Start of Block

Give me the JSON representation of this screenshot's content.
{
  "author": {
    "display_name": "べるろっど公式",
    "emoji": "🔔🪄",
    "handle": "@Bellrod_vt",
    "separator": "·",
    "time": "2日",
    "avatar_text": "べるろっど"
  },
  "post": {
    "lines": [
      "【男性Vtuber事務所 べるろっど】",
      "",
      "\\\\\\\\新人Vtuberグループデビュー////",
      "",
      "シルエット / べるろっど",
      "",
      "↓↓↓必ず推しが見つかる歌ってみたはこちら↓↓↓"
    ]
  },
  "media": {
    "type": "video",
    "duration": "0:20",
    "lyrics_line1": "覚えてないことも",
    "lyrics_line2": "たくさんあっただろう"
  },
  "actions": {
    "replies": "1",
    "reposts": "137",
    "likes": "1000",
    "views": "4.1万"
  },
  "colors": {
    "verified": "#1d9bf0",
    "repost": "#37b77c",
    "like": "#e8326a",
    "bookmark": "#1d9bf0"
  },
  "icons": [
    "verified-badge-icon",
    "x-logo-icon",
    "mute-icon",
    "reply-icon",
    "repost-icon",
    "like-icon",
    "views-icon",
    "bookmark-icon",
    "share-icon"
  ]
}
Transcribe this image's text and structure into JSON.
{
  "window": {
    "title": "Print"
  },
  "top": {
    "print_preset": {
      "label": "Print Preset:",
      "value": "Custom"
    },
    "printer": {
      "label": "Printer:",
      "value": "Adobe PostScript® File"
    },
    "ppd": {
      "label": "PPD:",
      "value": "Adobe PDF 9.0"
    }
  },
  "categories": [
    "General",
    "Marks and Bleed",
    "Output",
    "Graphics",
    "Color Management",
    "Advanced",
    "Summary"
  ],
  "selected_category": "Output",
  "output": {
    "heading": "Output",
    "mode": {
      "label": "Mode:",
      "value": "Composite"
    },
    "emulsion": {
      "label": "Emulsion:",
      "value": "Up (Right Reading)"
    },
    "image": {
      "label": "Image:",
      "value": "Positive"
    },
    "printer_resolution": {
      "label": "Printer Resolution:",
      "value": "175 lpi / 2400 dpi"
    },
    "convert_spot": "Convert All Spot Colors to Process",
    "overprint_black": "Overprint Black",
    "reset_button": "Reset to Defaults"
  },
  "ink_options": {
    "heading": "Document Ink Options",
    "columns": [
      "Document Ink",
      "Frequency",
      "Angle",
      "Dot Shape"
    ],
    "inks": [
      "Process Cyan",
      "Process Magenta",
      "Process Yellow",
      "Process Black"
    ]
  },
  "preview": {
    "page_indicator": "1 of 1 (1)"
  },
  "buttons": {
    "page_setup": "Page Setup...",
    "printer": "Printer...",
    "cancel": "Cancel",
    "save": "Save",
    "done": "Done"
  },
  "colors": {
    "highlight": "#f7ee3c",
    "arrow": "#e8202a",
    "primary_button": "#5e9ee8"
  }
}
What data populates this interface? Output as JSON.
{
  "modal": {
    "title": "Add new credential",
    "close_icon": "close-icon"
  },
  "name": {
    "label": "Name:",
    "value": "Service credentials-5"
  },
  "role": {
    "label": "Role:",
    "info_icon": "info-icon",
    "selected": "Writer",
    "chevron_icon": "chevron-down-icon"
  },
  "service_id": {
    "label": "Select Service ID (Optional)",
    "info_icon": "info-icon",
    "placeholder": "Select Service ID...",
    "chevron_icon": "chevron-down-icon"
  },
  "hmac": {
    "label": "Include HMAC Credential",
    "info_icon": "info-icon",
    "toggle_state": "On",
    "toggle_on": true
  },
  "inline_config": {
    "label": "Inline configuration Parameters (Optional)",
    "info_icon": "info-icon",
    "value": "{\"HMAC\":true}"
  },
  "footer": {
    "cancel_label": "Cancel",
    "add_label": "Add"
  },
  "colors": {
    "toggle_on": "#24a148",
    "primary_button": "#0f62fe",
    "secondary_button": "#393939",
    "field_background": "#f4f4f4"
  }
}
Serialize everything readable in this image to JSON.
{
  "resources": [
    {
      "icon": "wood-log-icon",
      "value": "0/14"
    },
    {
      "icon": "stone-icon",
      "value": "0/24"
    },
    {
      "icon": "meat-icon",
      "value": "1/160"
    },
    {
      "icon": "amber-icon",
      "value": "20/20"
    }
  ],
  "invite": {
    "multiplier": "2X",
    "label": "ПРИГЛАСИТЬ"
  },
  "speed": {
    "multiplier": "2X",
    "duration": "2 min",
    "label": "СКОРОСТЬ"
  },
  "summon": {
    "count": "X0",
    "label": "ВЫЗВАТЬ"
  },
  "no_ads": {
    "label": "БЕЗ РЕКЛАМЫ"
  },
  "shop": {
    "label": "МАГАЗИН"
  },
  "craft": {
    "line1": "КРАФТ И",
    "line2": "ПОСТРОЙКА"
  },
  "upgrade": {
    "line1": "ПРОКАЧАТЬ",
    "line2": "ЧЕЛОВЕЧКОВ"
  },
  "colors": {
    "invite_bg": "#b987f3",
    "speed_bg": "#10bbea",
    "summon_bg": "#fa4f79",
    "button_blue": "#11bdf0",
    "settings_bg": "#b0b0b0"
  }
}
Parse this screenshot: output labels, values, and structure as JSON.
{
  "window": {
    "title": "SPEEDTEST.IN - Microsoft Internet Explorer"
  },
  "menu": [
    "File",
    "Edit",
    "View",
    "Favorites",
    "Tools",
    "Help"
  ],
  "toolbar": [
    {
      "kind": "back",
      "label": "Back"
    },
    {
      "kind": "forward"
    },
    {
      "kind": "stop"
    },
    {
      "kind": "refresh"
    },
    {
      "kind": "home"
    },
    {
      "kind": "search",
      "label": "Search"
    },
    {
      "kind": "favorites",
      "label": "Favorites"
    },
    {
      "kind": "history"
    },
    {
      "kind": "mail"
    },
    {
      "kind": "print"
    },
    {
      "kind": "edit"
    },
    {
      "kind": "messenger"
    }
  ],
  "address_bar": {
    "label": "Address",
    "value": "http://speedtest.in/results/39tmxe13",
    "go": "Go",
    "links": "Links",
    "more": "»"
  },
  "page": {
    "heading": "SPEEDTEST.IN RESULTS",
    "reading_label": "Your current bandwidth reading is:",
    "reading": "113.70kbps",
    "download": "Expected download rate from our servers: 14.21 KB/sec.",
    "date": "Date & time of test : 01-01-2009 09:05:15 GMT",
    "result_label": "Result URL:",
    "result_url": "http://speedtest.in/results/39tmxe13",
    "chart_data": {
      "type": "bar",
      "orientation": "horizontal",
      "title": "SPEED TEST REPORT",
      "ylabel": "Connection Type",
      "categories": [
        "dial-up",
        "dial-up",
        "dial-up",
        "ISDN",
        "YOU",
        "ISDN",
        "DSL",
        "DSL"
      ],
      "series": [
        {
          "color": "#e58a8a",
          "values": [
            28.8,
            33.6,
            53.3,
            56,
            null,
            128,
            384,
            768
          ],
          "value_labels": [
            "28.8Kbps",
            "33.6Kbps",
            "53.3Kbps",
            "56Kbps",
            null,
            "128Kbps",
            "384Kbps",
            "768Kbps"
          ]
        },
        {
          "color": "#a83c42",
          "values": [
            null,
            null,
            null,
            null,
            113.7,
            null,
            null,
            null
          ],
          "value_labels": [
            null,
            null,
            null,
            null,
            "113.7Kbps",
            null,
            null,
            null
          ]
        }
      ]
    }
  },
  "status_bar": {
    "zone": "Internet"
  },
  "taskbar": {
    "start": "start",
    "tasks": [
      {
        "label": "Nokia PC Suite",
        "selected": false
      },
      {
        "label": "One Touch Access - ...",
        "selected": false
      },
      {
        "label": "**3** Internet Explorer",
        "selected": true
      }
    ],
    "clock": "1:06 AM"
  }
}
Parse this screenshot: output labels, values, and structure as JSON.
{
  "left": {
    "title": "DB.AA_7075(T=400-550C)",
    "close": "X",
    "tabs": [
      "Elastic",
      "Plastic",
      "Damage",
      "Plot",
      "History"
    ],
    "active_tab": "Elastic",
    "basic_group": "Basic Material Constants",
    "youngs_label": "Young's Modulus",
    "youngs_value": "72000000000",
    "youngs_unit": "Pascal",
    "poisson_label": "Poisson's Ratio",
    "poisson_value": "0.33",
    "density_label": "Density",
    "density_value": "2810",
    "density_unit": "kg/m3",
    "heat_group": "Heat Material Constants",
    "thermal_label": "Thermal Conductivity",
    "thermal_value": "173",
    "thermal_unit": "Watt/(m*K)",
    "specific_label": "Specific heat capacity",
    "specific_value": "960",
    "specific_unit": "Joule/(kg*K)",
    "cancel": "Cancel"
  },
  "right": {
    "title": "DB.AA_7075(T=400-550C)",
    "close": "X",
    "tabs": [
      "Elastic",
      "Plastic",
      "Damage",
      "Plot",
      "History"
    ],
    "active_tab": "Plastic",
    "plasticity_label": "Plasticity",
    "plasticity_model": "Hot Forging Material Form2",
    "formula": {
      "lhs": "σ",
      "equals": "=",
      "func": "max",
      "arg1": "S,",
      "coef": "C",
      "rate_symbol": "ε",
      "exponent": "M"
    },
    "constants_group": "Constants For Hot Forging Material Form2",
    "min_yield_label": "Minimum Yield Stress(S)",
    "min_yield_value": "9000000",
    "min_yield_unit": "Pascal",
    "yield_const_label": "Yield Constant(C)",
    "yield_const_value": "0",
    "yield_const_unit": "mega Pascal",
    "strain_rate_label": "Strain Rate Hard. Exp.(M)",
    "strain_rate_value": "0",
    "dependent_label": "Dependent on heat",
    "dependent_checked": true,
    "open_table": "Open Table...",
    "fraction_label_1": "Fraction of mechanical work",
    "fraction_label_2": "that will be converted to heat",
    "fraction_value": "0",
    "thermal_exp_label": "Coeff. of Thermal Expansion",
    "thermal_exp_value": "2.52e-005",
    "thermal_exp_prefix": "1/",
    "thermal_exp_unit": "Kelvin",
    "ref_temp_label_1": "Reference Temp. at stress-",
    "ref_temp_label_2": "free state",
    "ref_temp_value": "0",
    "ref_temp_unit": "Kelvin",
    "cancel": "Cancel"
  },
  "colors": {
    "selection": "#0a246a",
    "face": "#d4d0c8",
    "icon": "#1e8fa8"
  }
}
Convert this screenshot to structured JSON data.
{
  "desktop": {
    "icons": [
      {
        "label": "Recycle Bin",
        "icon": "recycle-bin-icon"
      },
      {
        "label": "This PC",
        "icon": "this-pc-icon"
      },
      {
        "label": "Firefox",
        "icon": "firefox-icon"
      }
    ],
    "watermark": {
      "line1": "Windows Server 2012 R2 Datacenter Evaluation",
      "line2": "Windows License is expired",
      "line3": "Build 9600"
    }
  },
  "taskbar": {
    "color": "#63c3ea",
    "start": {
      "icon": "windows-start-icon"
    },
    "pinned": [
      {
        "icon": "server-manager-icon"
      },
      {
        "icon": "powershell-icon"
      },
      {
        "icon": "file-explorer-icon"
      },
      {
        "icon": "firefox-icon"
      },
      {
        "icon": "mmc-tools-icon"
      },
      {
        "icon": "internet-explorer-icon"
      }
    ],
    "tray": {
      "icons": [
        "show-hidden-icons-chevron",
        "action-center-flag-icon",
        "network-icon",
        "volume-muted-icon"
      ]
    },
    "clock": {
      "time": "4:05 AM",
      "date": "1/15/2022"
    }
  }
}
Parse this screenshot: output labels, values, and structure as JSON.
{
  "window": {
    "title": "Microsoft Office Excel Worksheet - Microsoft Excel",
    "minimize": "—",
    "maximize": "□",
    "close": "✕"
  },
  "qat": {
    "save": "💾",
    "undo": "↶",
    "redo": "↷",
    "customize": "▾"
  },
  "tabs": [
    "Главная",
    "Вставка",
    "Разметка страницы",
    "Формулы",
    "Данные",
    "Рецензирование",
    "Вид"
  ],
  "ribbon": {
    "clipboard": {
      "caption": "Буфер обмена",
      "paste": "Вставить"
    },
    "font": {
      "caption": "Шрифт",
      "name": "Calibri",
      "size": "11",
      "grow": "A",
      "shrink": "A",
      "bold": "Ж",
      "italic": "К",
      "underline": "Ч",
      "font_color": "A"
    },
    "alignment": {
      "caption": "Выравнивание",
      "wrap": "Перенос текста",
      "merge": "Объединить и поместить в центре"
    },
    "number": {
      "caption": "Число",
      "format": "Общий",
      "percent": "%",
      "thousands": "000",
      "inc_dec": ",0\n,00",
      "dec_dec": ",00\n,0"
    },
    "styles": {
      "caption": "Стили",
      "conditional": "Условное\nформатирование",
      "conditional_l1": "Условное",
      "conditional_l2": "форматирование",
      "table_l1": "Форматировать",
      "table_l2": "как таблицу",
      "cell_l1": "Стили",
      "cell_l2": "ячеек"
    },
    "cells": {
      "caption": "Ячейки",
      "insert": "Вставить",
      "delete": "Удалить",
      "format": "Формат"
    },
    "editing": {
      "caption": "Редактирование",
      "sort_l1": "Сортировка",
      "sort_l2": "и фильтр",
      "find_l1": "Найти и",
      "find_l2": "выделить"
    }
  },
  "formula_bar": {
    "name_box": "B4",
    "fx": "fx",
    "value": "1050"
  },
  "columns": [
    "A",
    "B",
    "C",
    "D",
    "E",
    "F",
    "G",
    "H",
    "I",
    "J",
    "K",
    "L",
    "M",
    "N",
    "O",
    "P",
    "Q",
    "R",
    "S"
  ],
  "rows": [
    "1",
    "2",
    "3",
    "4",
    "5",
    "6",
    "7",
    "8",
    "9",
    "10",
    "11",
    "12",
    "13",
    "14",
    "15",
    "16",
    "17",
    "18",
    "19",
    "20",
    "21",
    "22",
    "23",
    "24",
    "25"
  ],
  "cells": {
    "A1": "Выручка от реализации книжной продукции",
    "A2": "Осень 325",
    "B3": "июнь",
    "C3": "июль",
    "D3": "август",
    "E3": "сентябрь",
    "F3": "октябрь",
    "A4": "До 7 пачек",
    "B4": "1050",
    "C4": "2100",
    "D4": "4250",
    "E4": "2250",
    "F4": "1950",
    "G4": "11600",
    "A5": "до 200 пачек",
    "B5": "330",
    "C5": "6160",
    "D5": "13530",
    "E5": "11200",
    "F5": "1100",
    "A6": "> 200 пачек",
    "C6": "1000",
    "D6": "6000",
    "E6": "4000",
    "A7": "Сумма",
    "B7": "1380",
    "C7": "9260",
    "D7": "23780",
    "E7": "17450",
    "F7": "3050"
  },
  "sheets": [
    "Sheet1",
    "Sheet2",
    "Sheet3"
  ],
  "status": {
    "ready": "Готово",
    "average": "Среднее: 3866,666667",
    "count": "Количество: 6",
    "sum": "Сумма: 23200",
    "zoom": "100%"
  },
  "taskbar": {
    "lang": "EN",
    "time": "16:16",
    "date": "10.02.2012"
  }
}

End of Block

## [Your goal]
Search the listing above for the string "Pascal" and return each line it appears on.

## [Solution to this task]
    "youngs_unit": "Pascal",
    "min_yield_unit": "Pascal",
    "yield_const_unit": "mega Pascal",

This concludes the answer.